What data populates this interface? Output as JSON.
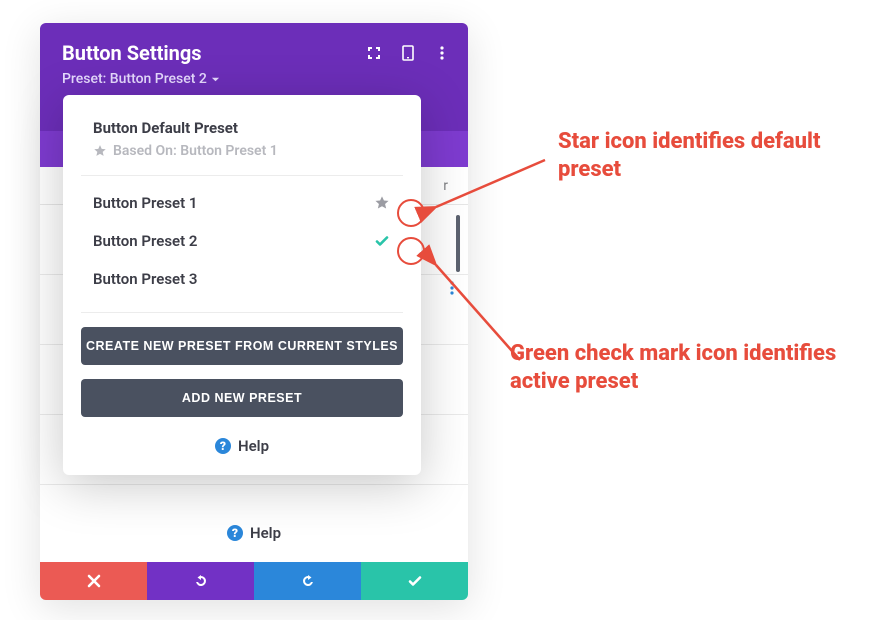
{
  "colors": {
    "purple_primary": "#6c2eb9",
    "purple_light": "#7e3bd0",
    "red": "#eb5a54",
    "blue": "#2b87da",
    "green": "#29c4a9",
    "dark_button": "#4a5160",
    "annotation_red": "#e74c3c"
  },
  "header": {
    "title": "Button Settings",
    "preset_label": "Preset: Button Preset 2"
  },
  "tab_hint": "r",
  "dropdown": {
    "default_title": "Button Default Preset",
    "based_on": "Based On: Button Preset 1",
    "items": [
      {
        "label": "Button Preset 1",
        "default": true,
        "active": false
      },
      {
        "label": "Button Preset 2",
        "default": false,
        "active": true
      },
      {
        "label": "Button Preset 3",
        "default": false,
        "active": false
      }
    ],
    "create_btn": "CREATE NEW PRESET FROM CURRENT STYLES",
    "add_btn": "ADD NEW PRESET",
    "help": "Help"
  },
  "panel_help": "Help",
  "annotations": {
    "star": "Star icon identifies default preset",
    "check": "Green check mark icon identifies active preset"
  }
}
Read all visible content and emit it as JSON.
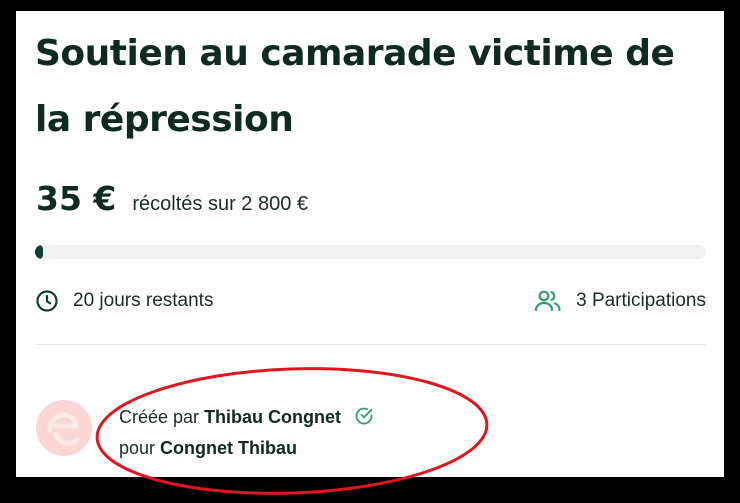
{
  "campaign": {
    "title": "Soutien au camarade victime de la répression",
    "amount_raised": "35 €",
    "goal_text": "récoltés sur 2 800 €",
    "progress_fraction": 0.0125,
    "days_left": "20 jours restants",
    "participations": "3 Participations"
  },
  "creator": {
    "created_by_prefix": "Créée par",
    "creator_name": "Thibau Congnet",
    "for_prefix": "pour",
    "beneficiary_name": "Congnet Thibau",
    "verified_icon": "check-circle-icon"
  },
  "icons": {
    "clock": "clock-icon",
    "users": "users-icon"
  },
  "colors": {
    "heading": "#0f2a22",
    "progress_fill": "#123d32",
    "progress_track": "#f0f1f0",
    "accent_green": "#2f9e6d",
    "annotation_red": "#e0151f",
    "avatar_bg": "#f9d6d3"
  }
}
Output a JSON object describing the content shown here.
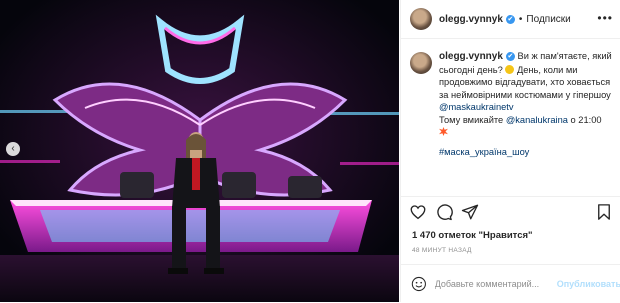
{
  "header": {
    "username": "olegg.vynnyk",
    "verified_mark": "✔",
    "separator": "•",
    "follow_label": "Подписки",
    "more_label": "•••"
  },
  "media": {
    "prev_label": "‹"
  },
  "caption": {
    "username": "olegg.vynnyk",
    "verified_mark": "✔",
    "text_1": " Ви ж пам'ятаєте, який сьогодні день? ",
    "text_2": " День, коли ми продовжимо відгадувати, хто ховається за неймовірними костюмами у гіпершоу ",
    "mention_1": "@maskaukrainetv",
    "text_3": "Тому вмикайте ",
    "mention_2": "@kanalukraina",
    "text_4": " о 21:00",
    "hashtag": "#маска_україна_шоу"
  },
  "actions": {
    "like": "heart-icon",
    "comment": "comment-icon",
    "share": "share-icon",
    "save": "bookmark-icon"
  },
  "likes": "1 470 отметок \"Нравится\"",
  "timestamp": "48 минут назад",
  "comment": {
    "placeholder": "Добавьте комментарий...",
    "publish_label": "Опубликовать"
  },
  "colors": {
    "link": "#00376b",
    "verified": "#3897f0",
    "publish_disabled": "#b2dffc",
    "stage_magenta": "#ff2bd6",
    "stage_cyan": "#6fd6ff"
  }
}
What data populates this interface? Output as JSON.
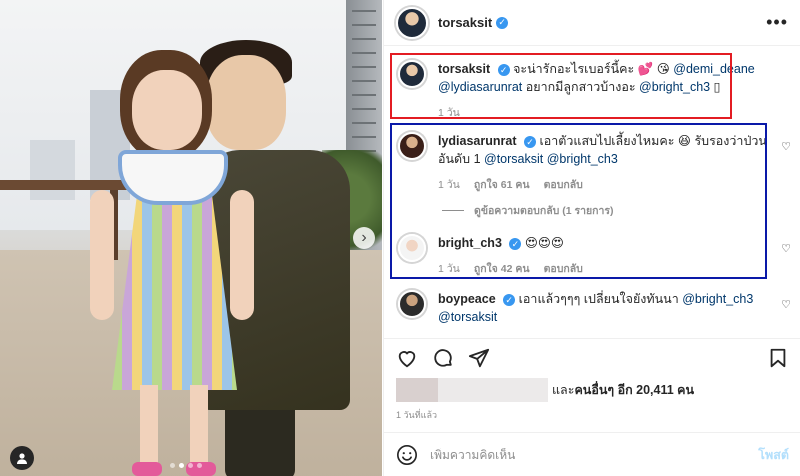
{
  "post": {
    "username": "torsaksit",
    "more_label": "•••"
  },
  "carousel": {
    "next_glyph": "›",
    "dot_count": 4,
    "active_dot": 1
  },
  "comments": [
    {
      "username": "torsaksit",
      "parts": [
        {
          "t": "จะน่ารักอะไรเบอร์นี้คะ 💕 😘 ",
          "m": false
        },
        {
          "t": "@demi_deane",
          "m": true
        },
        {
          "t": " ",
          "m": false
        },
        {
          "t": "@lydiasarunrat",
          "m": true
        },
        {
          "t": " อยากมีลูกสาวบ้างอะ ",
          "m": false
        },
        {
          "t": "@bright_ch3",
          "m": true
        },
        {
          "t": " ▯",
          "m": false
        }
      ],
      "time": "1 วัน",
      "likes": "",
      "reply": ""
    },
    {
      "username": "lydiasarunrat",
      "parts": [
        {
          "t": "เอาตัวแสบไปเลี้ยงไหมคะ 😆 รับรองว่าป่วนอันดับ 1 ",
          "m": false
        },
        {
          "t": "@torsaksit",
          "m": true
        },
        {
          "t": " ",
          "m": false
        },
        {
          "t": "@bright_ch3",
          "m": true
        }
      ],
      "time": "1 วัน",
      "likes": "ถูกใจ 61 คน",
      "reply": "ตอบกลับ"
    },
    {
      "username": "bright_ch3",
      "parts": [
        {
          "t": "😍😍😍",
          "m": false
        }
      ],
      "time": "1 วัน",
      "likes": "ถูกใจ 42 คน",
      "reply": "ตอบกลับ"
    },
    {
      "username": "boypeace",
      "parts": [
        {
          "t": "เอาแล้วๆๆๆ เปลี่ยนใจยังทันนา ",
          "m": false
        },
        {
          "t": "@bright_ch3",
          "m": true
        },
        {
          "t": " ",
          "m": false
        },
        {
          "t": "@torsaksit",
          "m": true
        }
      ],
      "time": "",
      "likes": "",
      "reply": ""
    }
  ],
  "view_replies": "ดูข้อความตอบกลับ (1 รายการ)",
  "likes": {
    "prefix": "และ",
    "others": "คนอื่นๆ อีก 20,411 คน"
  },
  "timestamp": "1 วันที่แล้ว",
  "add_comment": {
    "placeholder": "เพิ่มความคิดเห็น",
    "post_label": "โพสต์"
  },
  "colors": {
    "verified": "#3897f0",
    "mention": "#00376b",
    "highlight_red": "#e31c23",
    "highlight_blue": "#0a19a8",
    "post_disabled": "#b2dffc"
  }
}
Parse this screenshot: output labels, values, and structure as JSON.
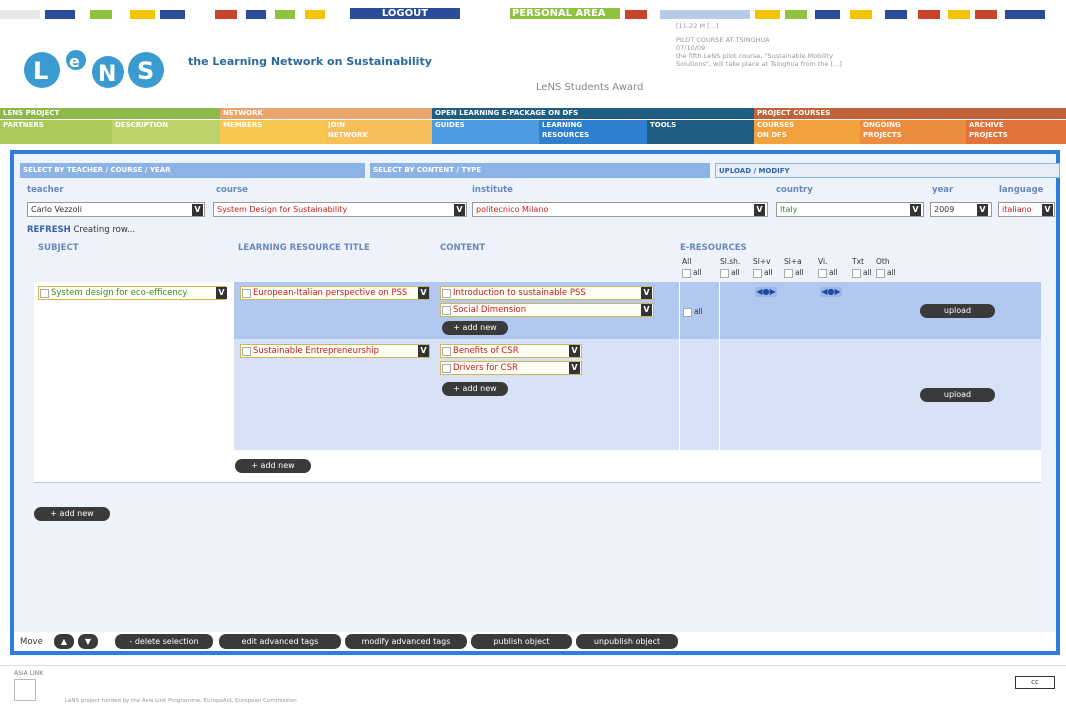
{
  "top": {
    "logout": "LOGOUT",
    "personal_area": "PERSONAL AREA"
  },
  "brand": {
    "logo": "LeNS",
    "tagline": "the Learning Network on Sustainability",
    "award": "LeNS Students Award"
  },
  "news": {
    "date": "[11-22 M [...]",
    "title": "PILOT COURSE AT TSINGHUA",
    "date2": "07/10/09",
    "text": "the fifth LeNS pilot course, \"Sustainable Mobility Solutions\", will take place at Tsinghua from the [...]"
  },
  "nav": {
    "lens_project": "LENS PROJECT",
    "network": "NETWORK",
    "open_learning": "OPEN LEARNING E-PACKAGE ON DFS",
    "project_courses": "PROJECT COURSES",
    "partners": "PARTNERS",
    "description": "DESCRIPTION",
    "members": "MEMBERS",
    "join": "JOIN",
    "network2": "NETWORK",
    "guides": "GUIDES",
    "learning": "LEARNING",
    "resources": "RESOURCES",
    "tools": "TOOLS",
    "courses": "COURSES",
    "on_dfs": "ON DFS",
    "ongoing": "ONGOING",
    "projects": "PROJECTS",
    "archive": "ARCHIVE",
    "projects2": "PROJECTS"
  },
  "select": {
    "by_teacher": "SELECT BY TEACHER / COURSE / YEAR",
    "by_content": "SELECT BY CONTENT / TYPE",
    "upload": "UPLOAD / MODIFY"
  },
  "filters": {
    "teacher_label": "teacher",
    "course_label": "course",
    "institute_label": "institute",
    "country_label": "country",
    "year_label": "year",
    "language_label": "language",
    "teacher": "Carlo Vezzoli",
    "course": "System Design for Sustainability",
    "institute": "politecnico Milano",
    "country": "Italy",
    "year": "2009",
    "language": "italiano",
    "v": "V"
  },
  "status": {
    "refresh": "REFRESH",
    "creating": "Creating row..."
  },
  "cols": {
    "subject": "SUBJECT",
    "title": "LEARNING RESOURCE TITLE",
    "content": "CONTENT",
    "eres": "E-RESOURCES",
    "all": "All",
    "slsh": "Sl.sh.",
    "slv": "Sl+v",
    "sla": "Sl+a",
    "vi": "Vi.",
    "txt": "Txt",
    "oth": "Oth",
    "all_small": "all"
  },
  "rows": {
    "subject": "System design for eco-efficency",
    "title1": "European-Italian perspective on PSS",
    "title2": "Sustainable Entrepreneurship",
    "c1": "Introduction to sustainable PSS",
    "c2": "Social Dimension",
    "c3": "Benefits of CSR",
    "c4": "Drivers for CSR",
    "add_new": "+ add new",
    "upload": "upload",
    "eye": "◀●▶"
  },
  "toolbar": {
    "move": "Move",
    "up": "▲",
    "down": "▼",
    "delete": "- delete selection",
    "edit": "edit advanced tags",
    "modify": "modify advanced tags",
    "publish": "publish object",
    "unpublish": "unpublish object"
  },
  "footer": {
    "asia_link": "ASIA LINK",
    "funded": "LeNS project funded by the Asia Link Programme, EuropeAid, European Commission",
    "cc": "cc"
  }
}
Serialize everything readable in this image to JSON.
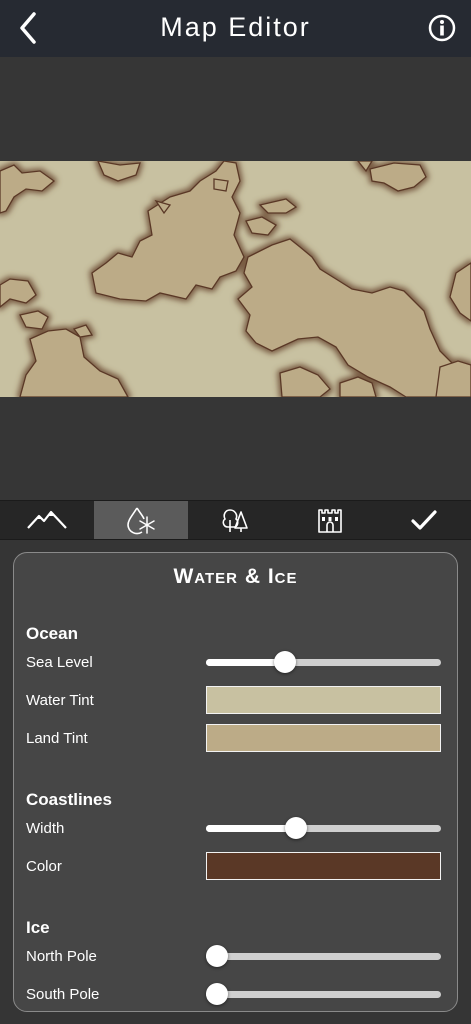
{
  "header": {
    "title": "Map Editor",
    "back_icon": "chevron-left",
    "info_icon": "info-circle"
  },
  "toolbar": {
    "tools": [
      {
        "name": "terrain",
        "icon": "mountains-icon",
        "active": false
      },
      {
        "name": "water-ice",
        "icon": "water-snowflake-icon",
        "active": true
      },
      {
        "name": "vegetation",
        "icon": "trees-icon",
        "active": false
      },
      {
        "name": "structures",
        "icon": "castle-icon",
        "active": false
      },
      {
        "name": "done",
        "icon": "checkmark-icon",
        "active": false
      }
    ]
  },
  "panel": {
    "title": "Water & Ice",
    "ocean": {
      "title": "Ocean",
      "sea_level_label": "Sea Level",
      "sea_level_value": 0.32,
      "water_tint_label": "Water Tint",
      "water_tint_color": "#c8c1a1",
      "land_tint_label": "Land Tint",
      "land_tint_color": "#bcab87"
    },
    "coastlines": {
      "title": "Coastlines",
      "width_label": "Width",
      "width_value": 0.37,
      "color_label": "Color",
      "color_value": "#5a3826"
    },
    "ice": {
      "title": "Ice",
      "north_pole_label": "North Pole",
      "north_pole_value": 0.0,
      "south_pole_label": "South Pole",
      "south_pole_value": 0.0
    }
  },
  "colors": {
    "header_bg": "#262a32",
    "map_water": "#c8c1a1",
    "map_land": "#bcab87",
    "map_coast": "#5a3826"
  }
}
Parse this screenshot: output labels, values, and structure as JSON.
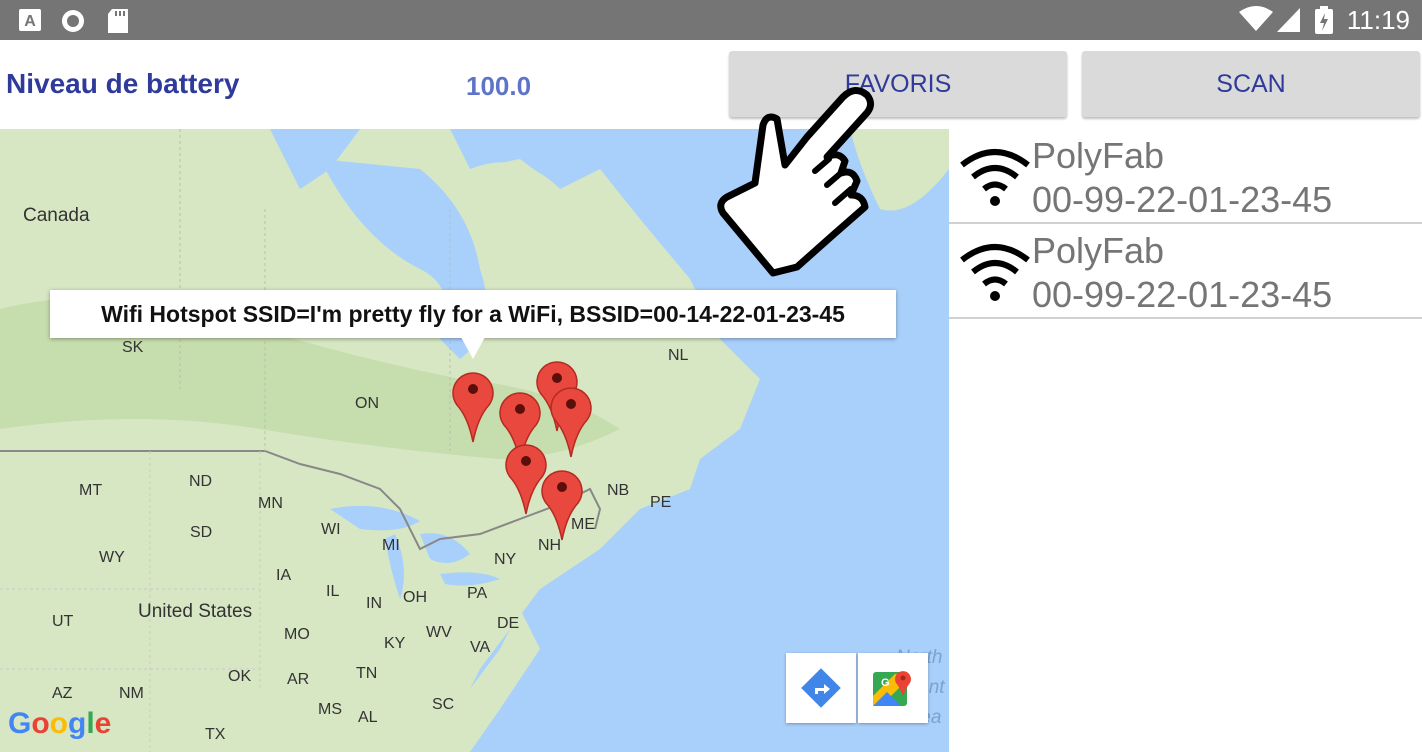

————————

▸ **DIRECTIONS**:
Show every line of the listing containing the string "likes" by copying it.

▸ **TASK ANSWER**:
  "likes": "1 470 отметок \"Нравится\"",
      "likes": "",
      "likes": "ถูกใจ 61 คน",
      "likes": "ถูกใจ 42 คน",
      "likes": "",
  "likes": {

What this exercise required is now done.